Certifying Termination and Complexity Proofs of Programs

Termination (all computations produce a result) and complexity (how long does it take to get the result, and how much memory is required) are fundamental properties of programs. Although undecidable in general, much work has been spent on automated termination and complexity analysis. Whereas the answer to the question for a given program might be simple (yes, the program is terminating), the underlying proof is usually not that simple. In fact, most tools for automated complexity and termination analysis are complex tools, which combine several techniques while trying to analyze the behavior of a program. Consequently, these tools may contain errors and give wrong answers and proofs.

One solution to this problem is the usage of certifiers, which can check the proofs that are generated by the tools. For reliability, the soundness of the certifiers itself has to be formally proven within a theorem prover. Note that with the help of the certifiers, several bugs have been spotted, both in the implementations of the tools, as well as in soundness proofs of termination techniques. Unfortunately, so far the applicability of the available certifiers in this area is rather limited: they mainly handle termination proofs, but not complexity proofs; and they are limited to term rewriting, a simple computational model that underlies much of declarative programming and automated theorem proving.

In this project, we will extend the applicability of certifiers in two important directions: we want to support a large class of complexity proofs, and we want to support termination proofs for the widely used intermediate language LLVM via a translation to integer transition systems. To this end, we will develop several interesting formalizations. This includes a large library on linear algebra, which will be required for dealing with complexity proofs. Moreover, we will define a formal semantics of LLVM in Isabelle/HOL, and verify the translation from LLVM to integer transition systems. Finally, we will develop a certified SMT solver for linear integer arithmetic in order to validate termination proofs of integer transition systems.

Our work will drastically improve the reliability of current termination and complexity tools.

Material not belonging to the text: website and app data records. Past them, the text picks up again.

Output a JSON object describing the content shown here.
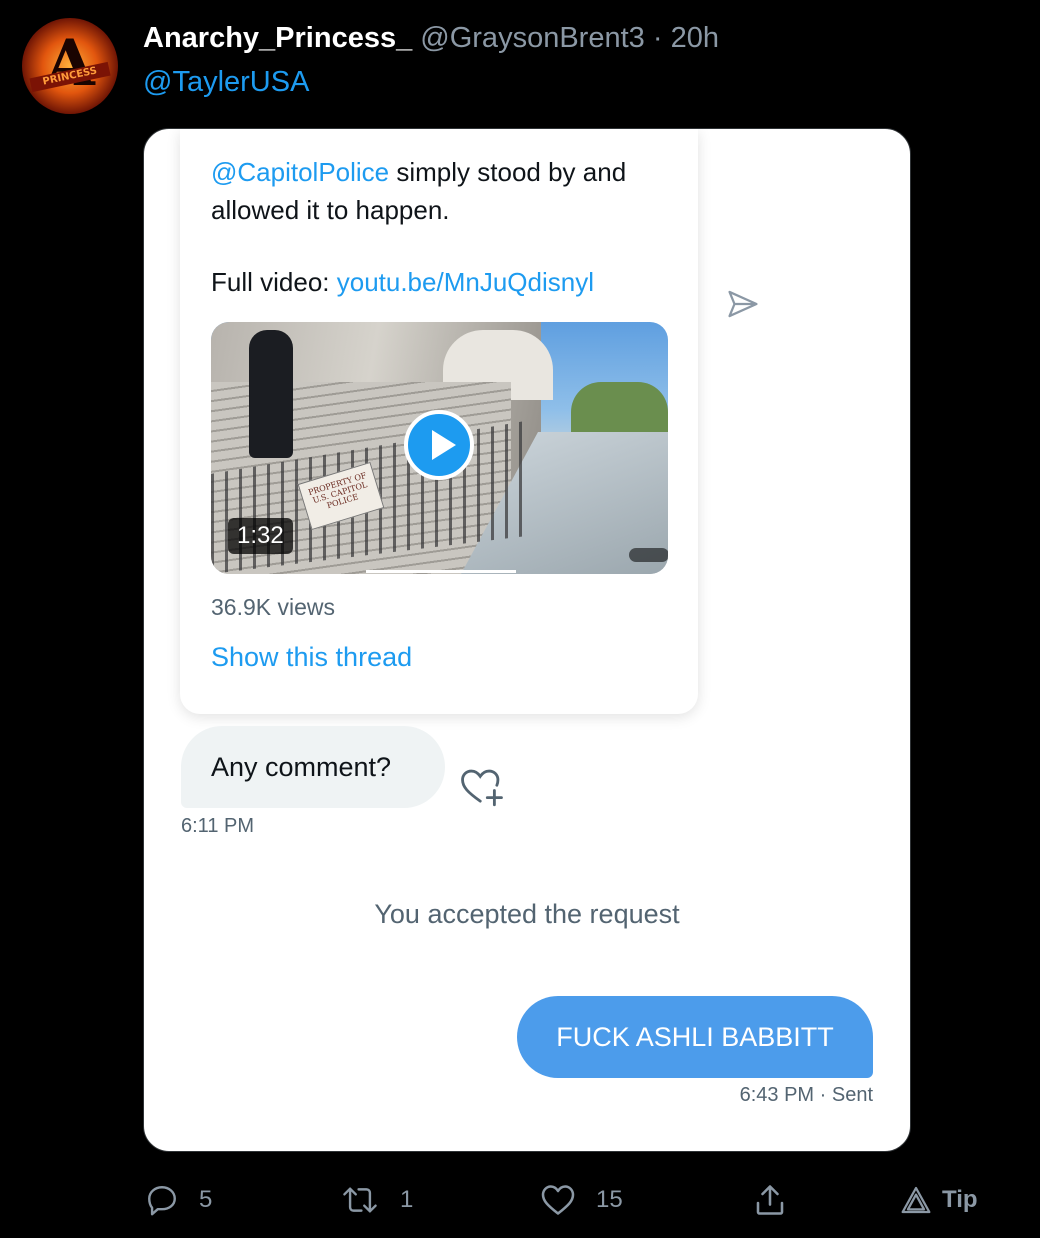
{
  "tweet": {
    "display_name": "Anarchy_Princess_",
    "handle": "@GraysonBrent3",
    "separator": "·",
    "time": "20h",
    "reply_to": "@TaylerUSA",
    "avatar_banner": "PRINCESS"
  },
  "screenshot": {
    "card": {
      "mention": "@CapitolPolice",
      "text": " simply stood by and allowed it to happen.",
      "full_video_label": "Full video: ",
      "full_video_link": "youtu.be/MnJuQdisnyl",
      "video_duration": "1:32",
      "sign_text": "PROPERTY OF U.S. CAPITOL POLICE",
      "views": "36.9K views",
      "show_thread": "Show this thread"
    },
    "received_message": {
      "text": "Any comment?",
      "time": "6:11 PM"
    },
    "status": "You accepted the request",
    "sent_message": {
      "text": "FUCK ASHLI BABBITT",
      "time": "6:43 PM",
      "status": "· Sent"
    }
  },
  "actions": {
    "reply_count": "5",
    "retweet_count": "1",
    "like_count": "15",
    "tip_label": "Tip"
  },
  "icons": {
    "accent": "#1d9bf0",
    "sent_bubble": "#4c9ceb",
    "action_gray": "#8b98a5"
  }
}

Furthermore, it can serve as a starting point for performing other formalizations in the area of program analysis and program transformations.


Current Members

  • Ralph Bottesch
  • Max W. Haslbeck
  • René Thiemann

Former Members

  • Sebastiaan Joosten
  • Christian Sternagel
  • Akihisa Yamada


FWF project number



Nach oben scrollen